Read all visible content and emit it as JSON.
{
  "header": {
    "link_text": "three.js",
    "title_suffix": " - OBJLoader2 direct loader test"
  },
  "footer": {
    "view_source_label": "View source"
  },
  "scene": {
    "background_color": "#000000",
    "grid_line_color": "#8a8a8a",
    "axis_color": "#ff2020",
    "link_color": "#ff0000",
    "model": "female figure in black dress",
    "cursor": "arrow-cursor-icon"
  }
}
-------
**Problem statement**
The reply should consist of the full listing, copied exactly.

**Exercise answer**
Read all visible content and emit it as JSON.
{
  "header": {
    "link_text": "three.js",
    "title_suffix": " - OBJLoader2 direct loader test"
  },
  "footer": {
    "view_source_label": "View source"
  },
  "scene": {
    "background_color": "#000000",
    "grid_line_color": "#8a8a8a",
    "axis_color": "#ff2020",
    "link_color": "#ff0000",
    "model": "female figure in black dress",
    "cursor": "arrow-cursor-icon"
  }
}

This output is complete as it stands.